Neville held the glass at arms’ length and examined it with his good eye. It was very clean, small rainbows ran about its rim. It was a good shape too, gently rising to fill the hand with an engagingly feminine bulge. Very nice. There was a lot of joy to be had in the contemplation of a pint glass; in terms of plain reality of course, there was a deal more to be had in the draining of one.
The battered Guinness clock above the bar struck a silent 11 o’clock. Once its chimes had cut like a butcher’s knife through the merry converse of the Swan’s patrons. But it had been silent now these three long years, since Jim Pooley had muted it with a well-aimed pint pot. These days its lame thuds went unheeded and Neville was forced to more radical methods for clearing the bar come closing. Even the most drunken of revellers could understand a blow to the skull from the knobkerry he kept below the bar counter.
At the last thud of the Guinness clock Neville replaced the dazzling glass. Lifting the hinged bar top, he sidled towards the saloon-bar door. The Brentford sun glinted upon his Brylcreemed scalp as he stood nobly framed in that famous portal, softly sniffing the air. Buses came and went in the morning haze, bound for exotic destinations west of London. An unfragrant miasma drifted from the Star of Bombay Curry Garden, sparrows along the telephone lines sang the songs their parents had taught them. The day seemed dreamy and calm.
Neville twitched his sensitive nostrils. He had a sudden strange premonition that today was not going to be like any other.
He was dead right.
Jim Pooley, that despoiler of pub clocks, sat in the Memorial Library, pawing over ancient tomes in a never-ending search for the cosmic truths which might lead a man along the narrow winding pathway towards self-fulfilment and ultimate enlightenment. “Looking up form and keeping out of the rain” was what the Head Librarian called it. “Mr Pooley,” she said, in those hushed yet urgent tones affected by those of her station. “Mr Pooley, why don’t you take your paper around to the bookie’s and there study in an atmosphere which must surely be more conducive to your purposes?”

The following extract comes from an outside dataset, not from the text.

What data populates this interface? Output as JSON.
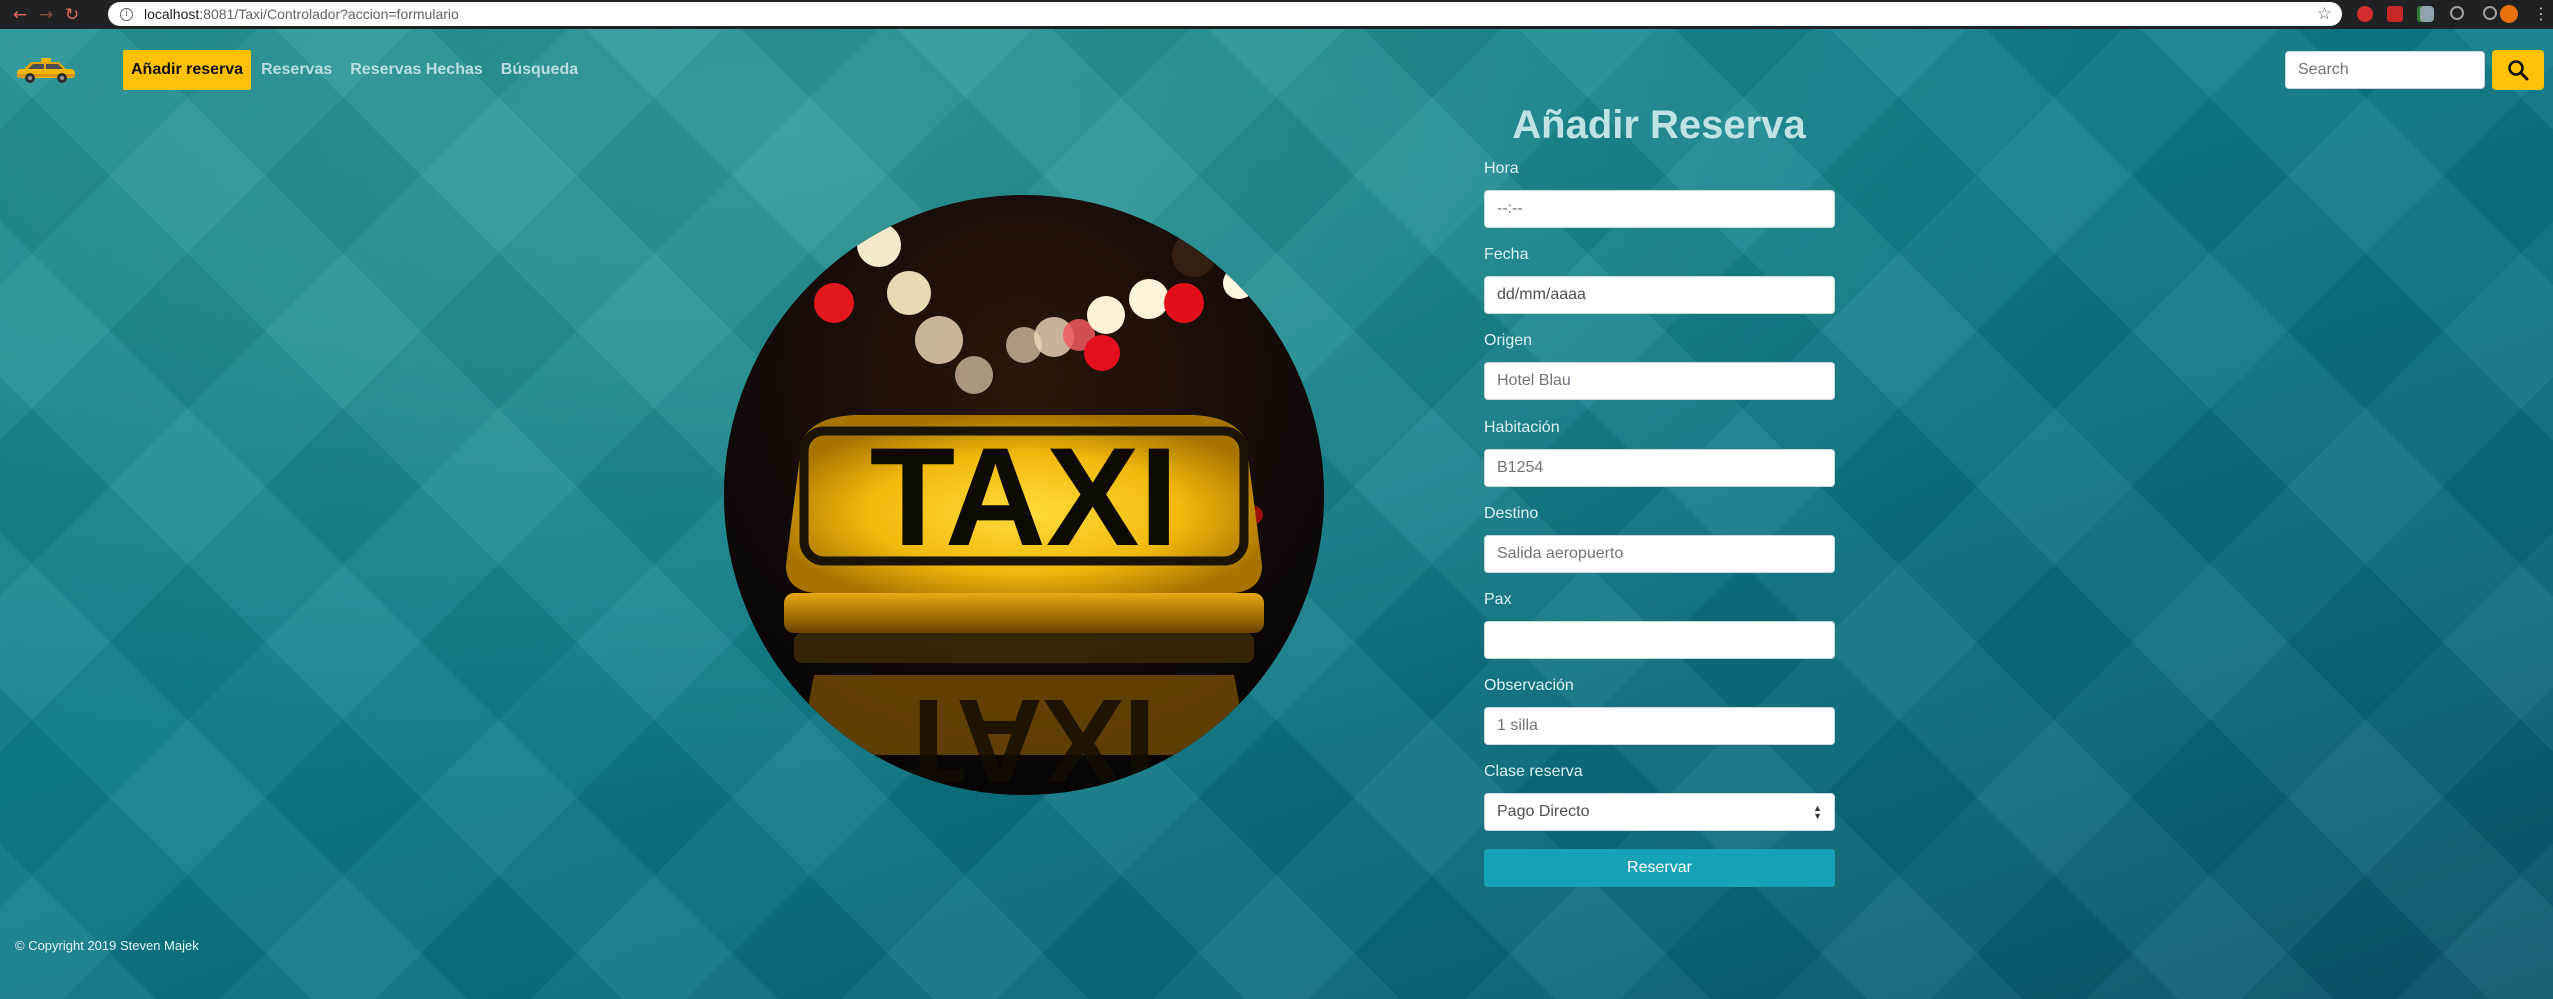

Pooley, eyes fixed upon his paper as if in a trance, mouthed, “You have a wonderful body on you there, Mrs Naylor.”